That journey remains the furthest I have ever traveled in one day by bike (or car) and the most worrying journey I have ever made. Aside from literally getting down to my last £10 and having to wait in a 24h fuel stop for someone to take my cash and let me use their card to fill the bike… The trip was a solid 16 hours of biking, flat out, all day and into the night. I caught the ferry, barely and then got only a few hours kip before I was in the UK and the only place I had to go was home. The worrying part was that I don’t remember the full length of the M20 and think I must have slipped into an exhausted trance as I powered along to get home fighting sleep all the way. My neck hurt for a month after that day riding from keeping my helmet aloft for so long.

I crossed the peak district multiple times, while living in Staffordshire, to see Stephen who was now in Sheffield. The most notable of which was on approach to Christmas where it was bitterly cold and I took the A53 up over to Buxton. The snow started on the rise to the Roaches and before I knew it, I was knee deep and crawling along at 5 mph sliding my feet along the slush to stay upright. I was battered by wind and frozen to the bone but I made it to buxton and didn’t want to go back again because it was far too dangerous so I carried on (some would say stupidly) and spent a few days in Sheffield. I think I missed the last week of my classes that year. Of course, to get to London for Christmas proper, I had to travel the length of the M1 which was miserable. Stopping at every other service station to use the heated hand dryers to warm my gloves and boots to prevent my extremities freezing solid. Even riding along with my hands on the engine, didn’t barely help. It was the coldest I have ever been on a motorbike.

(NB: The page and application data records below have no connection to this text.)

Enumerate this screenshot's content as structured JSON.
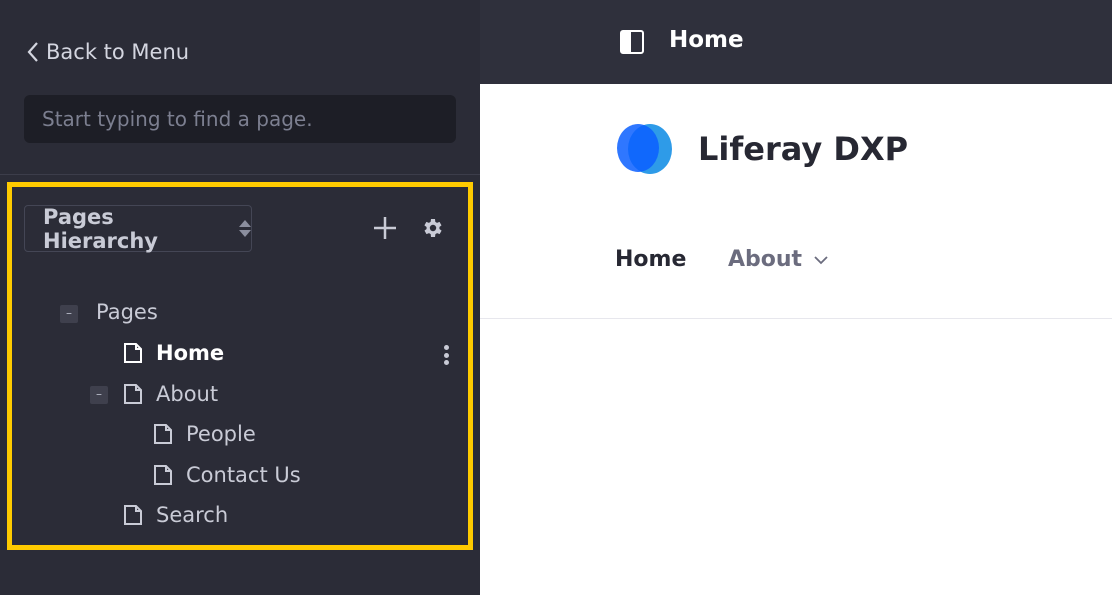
{
  "sidebar": {
    "back_label": "Back to Menu",
    "search_placeholder": "Start typing to find a page.",
    "hierarchy_label": "Pages Hierarchy",
    "tree": {
      "root_label": "Pages",
      "items": [
        {
          "label": "Home",
          "active": true
        },
        {
          "label": "About",
          "expanded": true
        },
        {
          "label": "People"
        },
        {
          "label": "Contact Us"
        },
        {
          "label": "Search"
        }
      ]
    },
    "highlight_color": "#ffcb00"
  },
  "topbar": {
    "title": "Home"
  },
  "site": {
    "name": "Liferay DXP",
    "nav": [
      {
        "label": "Home",
        "active": true
      },
      {
        "label": "About",
        "has_dropdown": true
      }
    ]
  },
  "colors": {
    "sidebar_bg": "#2b2c37",
    "topbar_bg": "#2f303c",
    "logo_primary": "#0b5fff",
    "logo_secondary": "#2e9be8"
  }
}
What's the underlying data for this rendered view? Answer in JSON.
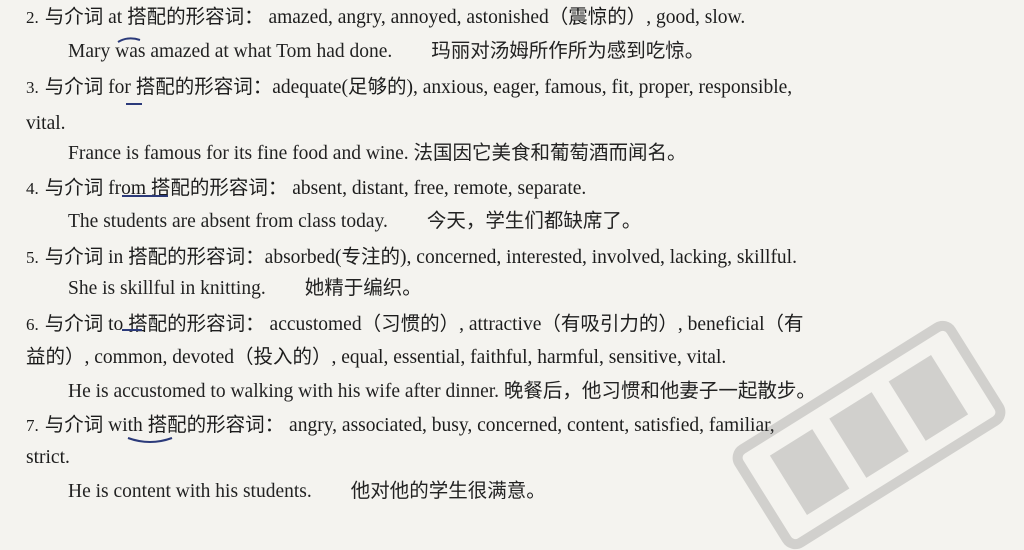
{
  "rules": [
    {
      "num": "2.",
      "header": "与介词 at 搭配的形容词： amazed, angry, annoyed, astonished（震惊的）, good, slow.",
      "example": "Mary was amazed at what Tom had done.　　玛丽对汤姆所作所为感到吃惊。"
    },
    {
      "num": "3.",
      "header": "与介词 for 搭配的形容词：adequate(足够的), anxious, eager, famous, fit, proper, responsible,",
      "cont": "vital.",
      "example": "France is famous for its fine food and wine. 法国因它美食和葡萄酒而闻名。"
    },
    {
      "num": "4.",
      "header": "与介词 from 搭配的形容词： absent, distant, free, remote, separate.",
      "example": "The students are absent from class today.　　今天，学生们都缺席了。"
    },
    {
      "num": "5.",
      "header": "与介词 in 搭配的形容词：absorbed(专注的), concerned, interested, involved, lacking, skillful.",
      "example": "She is skillful in knitting.　　她精于编织。"
    },
    {
      "num": "6.",
      "header": "与介词 to 搭配的形容词： accustomed（习惯的）, attractive（有吸引力的）, beneficial（有",
      "cont": "益的）, common, devoted（投入的）, equal, essential, faithful, harmful, sensitive, vital.",
      "example": "He is accustomed to walking with his wife after dinner. 晚餐后，他习惯和他妻子一起散步。"
    },
    {
      "num": "7.",
      "header": "与介词 with 搭配的形容词： angry, associated, busy, concerned, content, satisfied, familiar,",
      "cont": "strict.",
      "example": "He is content with his students.　　他对他的学生很满意。"
    }
  ]
}
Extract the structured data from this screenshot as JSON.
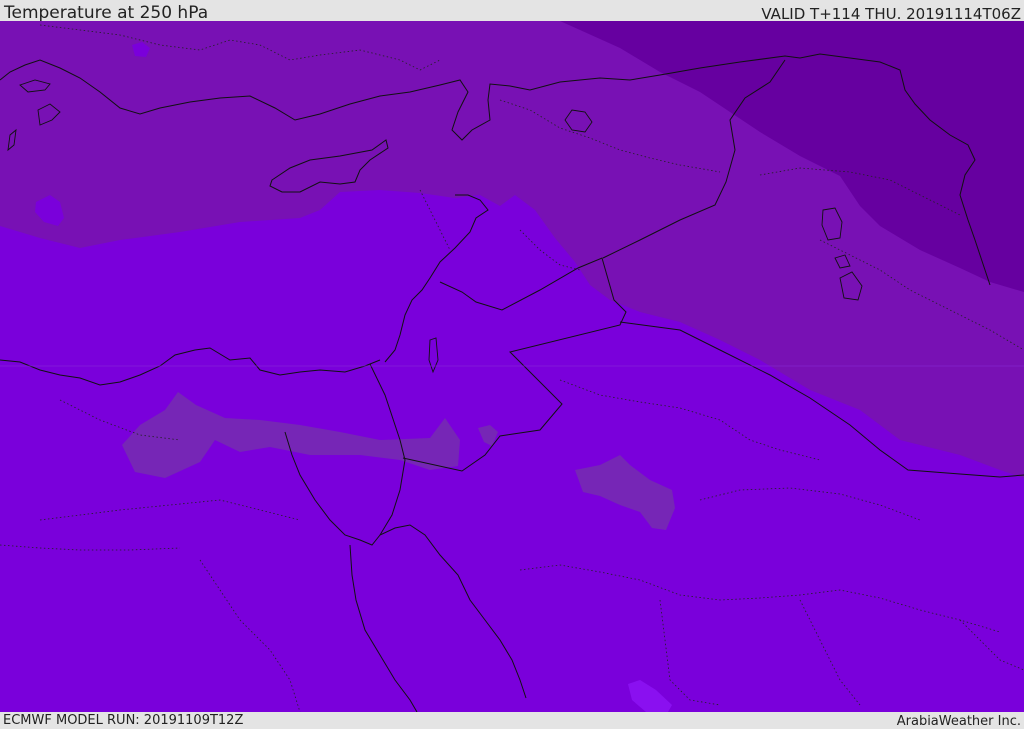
{
  "header": {
    "title": "Temperature at 250 hPa",
    "valid_time": "VALID T+114 THU. 20191114T06Z"
  },
  "footer": {
    "model_run": "ECMWF MODEL RUN: 20191109T12Z",
    "credit": "ArabiaWeather Inc."
  },
  "map": {
    "variable": "temperature",
    "level_hpa": 250,
    "colors": {
      "base_fill": "#7a00db",
      "mid_fill": "#7811b4",
      "cold_fill": "#6600a0",
      "warm_patch": "#7626b6",
      "border_line": "#111111",
      "internal_border": "#222222"
    }
  }
}
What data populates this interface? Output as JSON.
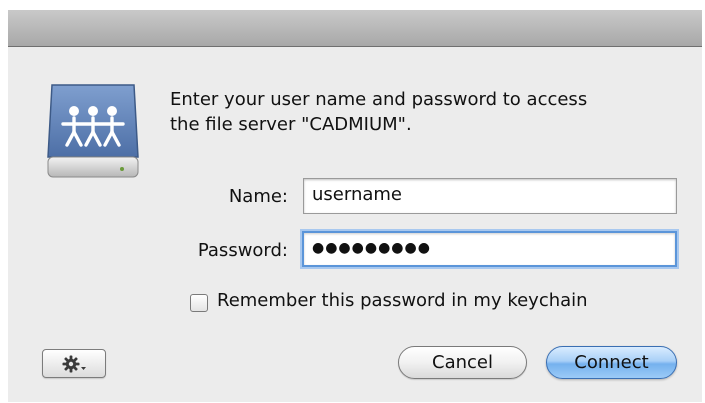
{
  "dialog": {
    "message": "Enter your user name and password to access\nthe file server \"CADMIUM\".",
    "icon": "network-server-icon"
  },
  "form": {
    "name_label": "Name:",
    "name_value": "username",
    "password_label": "Password:",
    "password_masked": "●●●●●●●●●",
    "remember_label": "Remember this password in my keychain",
    "remember_checked": false
  },
  "buttons": {
    "action_menu_icon": "gear-icon",
    "cancel_label": "Cancel",
    "connect_label": "Connect"
  },
  "colors": {
    "window_bg": "#ececec",
    "default_button": "#75b1ee",
    "focus_ring": "#5b95d9"
  }
}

We went to Scotland with Stephen, heading for another rendezvous at John O Groats. Everything was going really well, until I broke down. This was right at the top of scotland, almost as far north as you can get. The stator had melted from overuse of the heated grips (well it was Scotland in August…) and a replacement wasn’t available for a week. Stephen carried on to JoG and I got 3 different vans and trucks back to Banbury with the Versys over the next 24 hours…

I repaired her and installed a superior Stator and Charging circuit and followed some advice online about which connectors to use. The major components were fine, but the connectors were duff and failed on me coming back from Oxford one night. A friend came out with some spares so I could make a roadside fix and it worked, apart from when I bump started the bike, the chain whipped round and broke an oil pipe, pissing oil out everywhere. While the electrics were now fixed, the bike had no oil, so it was onto a truck again and back to Banbury…

Aside from that escapade, the bike has been very reliable. I did take it apart and get the subframes stripped and resprayed. She was very naked for a couple weeks but she was running really well and I lent her to my cousin for a year. My trials with the Ducati made me want to prevent anyone else falling into the same trap I had, so Graham looked after and rode her for a year.

Dragon Rally – another freezing excursion out on the motorbike during winter. Not clever, but certainly an extreme experience that has to be done if you are to call yourself a proper biker. The first one I went to was in the shadow of Snowdon in 2016, and then I missed a couple years for reasons unremembered. The last Dragon rally I went to was in the spring of 2020, just before the CV-19 lockdown when we had some EPIC storms. This is chronicled in detail in another post here, but it turned out to be the last major trip I did on the Versys and because of that, will forever be remembered as the ultra reliable, hardy, go-anywhere, do-anything bike that she was.

I am truly sad to see her go. I’ve said it before, but there are not many products in the world that are designed to be hugged for extended periods of time. I’ve had the Versys for 11 years and done over 64,000 miles with her. I’ve spent thousands of hours in the saddle and wrapped around the Versys that “it” has become “she” and holds a special place in my memories.

The chap who eventually did buy her, wants to go biking with his sons so I’m sure she will see some big trips again and bring as much joy to them as she has to me.

For Sale Photo – Looking as good as she ever did